Because of concern over Rebecca's (not her actual name) safety over the abuse suffered by her husband, the specific details over her ordeal could not be published.
"I came out to share my testimony so that other women could know and feel safe. I want to encourage all women who are survivors to come to Jewish Family Services for help," said Rebecca at the fund raising event that took place at the Renaissance Hotel in Plantation.
The deep emotions that Rebecca resounded with leaders and staff of Jewish Family Service who wish to spread the word that domestic abuse in the Jewish community is a fact and not a myth.
Statistics obtained by organizations such as Jewish Women's International and Jewish Coalition Against Domestic Abuse indicate that domestic abuse within the Jewish community occurs at the same rate as the general population in the United States.
Moreover, the studies indicate that abuse occurs in every religious stream of Judaism, including those unaffiliated and equally in all economic categories.
"GJFS Kolot has been a coalition of voices speaking out to end domestic abuse in the Jewish community since 1999," said Randee Lefkow, chairperson of the GJFS Kolot at the event.
"We are dedicated to educating and engaging youth, women, men, clergy and survivors to take a stand against domestic abuse."
"The human tragedy caused by abusers have been all over the headlines this year and people like you are ripping the veil off this malady and bringing it out to public view," said Jacob Schreiber, Chief Executive Officer of GJFS.
Lefkow and Schreiber both continued to emphasize the need for greater recognition of domestic abuse as well as the need to provide protection and assistance to victims, whom GJFS prefers to be called survivors.
Brochures distributed by GJFS and other agencies on domestic abuse indicate what the category means.
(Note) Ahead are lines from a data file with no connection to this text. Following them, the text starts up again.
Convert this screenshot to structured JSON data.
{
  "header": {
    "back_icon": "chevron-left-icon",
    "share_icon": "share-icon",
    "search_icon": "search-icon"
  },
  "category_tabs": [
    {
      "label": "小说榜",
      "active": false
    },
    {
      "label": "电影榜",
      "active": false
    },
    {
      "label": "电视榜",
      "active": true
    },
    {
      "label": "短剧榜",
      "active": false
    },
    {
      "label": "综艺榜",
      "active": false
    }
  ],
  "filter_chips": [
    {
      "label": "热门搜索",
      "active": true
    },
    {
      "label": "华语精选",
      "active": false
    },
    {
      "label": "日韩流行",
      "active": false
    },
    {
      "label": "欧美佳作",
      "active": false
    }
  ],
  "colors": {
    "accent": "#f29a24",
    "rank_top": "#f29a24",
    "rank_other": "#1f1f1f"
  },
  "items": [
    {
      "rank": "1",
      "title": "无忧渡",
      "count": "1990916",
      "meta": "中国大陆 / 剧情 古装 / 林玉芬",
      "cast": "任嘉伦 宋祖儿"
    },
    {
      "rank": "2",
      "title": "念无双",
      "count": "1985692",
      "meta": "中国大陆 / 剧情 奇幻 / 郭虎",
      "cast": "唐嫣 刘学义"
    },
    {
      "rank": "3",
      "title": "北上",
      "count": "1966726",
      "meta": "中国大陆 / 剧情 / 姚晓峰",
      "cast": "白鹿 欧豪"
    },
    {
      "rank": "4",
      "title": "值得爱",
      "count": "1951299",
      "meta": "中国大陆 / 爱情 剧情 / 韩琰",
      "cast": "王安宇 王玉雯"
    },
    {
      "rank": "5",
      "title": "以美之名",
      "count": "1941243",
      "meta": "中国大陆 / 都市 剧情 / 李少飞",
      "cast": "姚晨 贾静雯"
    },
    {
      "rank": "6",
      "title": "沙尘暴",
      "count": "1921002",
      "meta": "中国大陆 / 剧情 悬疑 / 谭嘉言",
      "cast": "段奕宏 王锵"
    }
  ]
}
JCADA refers to domestic abuse as involving acts of emotions (constant criticism, humiliating remarks), physical abuse, economic abuse (withholding credit cards, money, or keeping a partner from work), sexual abuse, threats and intimidation among other behaviors.
Thalia Rydz, who heads the domestic abuse program at GJFS, indicate that domestic abuse survivors come to GJFS through a variety of channels, such as a GJFS 24 hour support line, rabbis and synagogues, Jewish teen organizations, schools among other sources.
"We place 'Don't Suffer In Silence' plaques in the bathrooms at synagogues/temples, Jewish community centers and other Jewish organizations buildings," said Rydz.
GJFS alerts other Jewish organizations about their services and survivors also hear about the program through word of mouth from other survivors, family and friends, among other sources.
Survivors of domestic abuse many also include children in the family.
"Witnessing domestic abuse does constitute as child abuse. In addition, many times children are directly victimized by the abuser," said Rydz.
GJFS currently serves 42 survivors of domestic violence in Broward County with service impacting 120 children of survivors.
"Through individual counseling, case management and support groups, we educate and empower our clients to make their own choices, given their unique circumstances. We guide them based on their wants and needs. It is extremely important that we allow our clients to use their own voices in making their own decisions, because often, abusive relationships deny them of that privilege," added Rydz.
There were over 100 donors who offered items for sale at the silent auction of the Kolot Chai Tea event.
To learn more about Goodman Jewish Family Services, 100 S. Pine Island Road, Suite #230 in Plantation, call 954-370-2140 or go to www.jfsbroward.org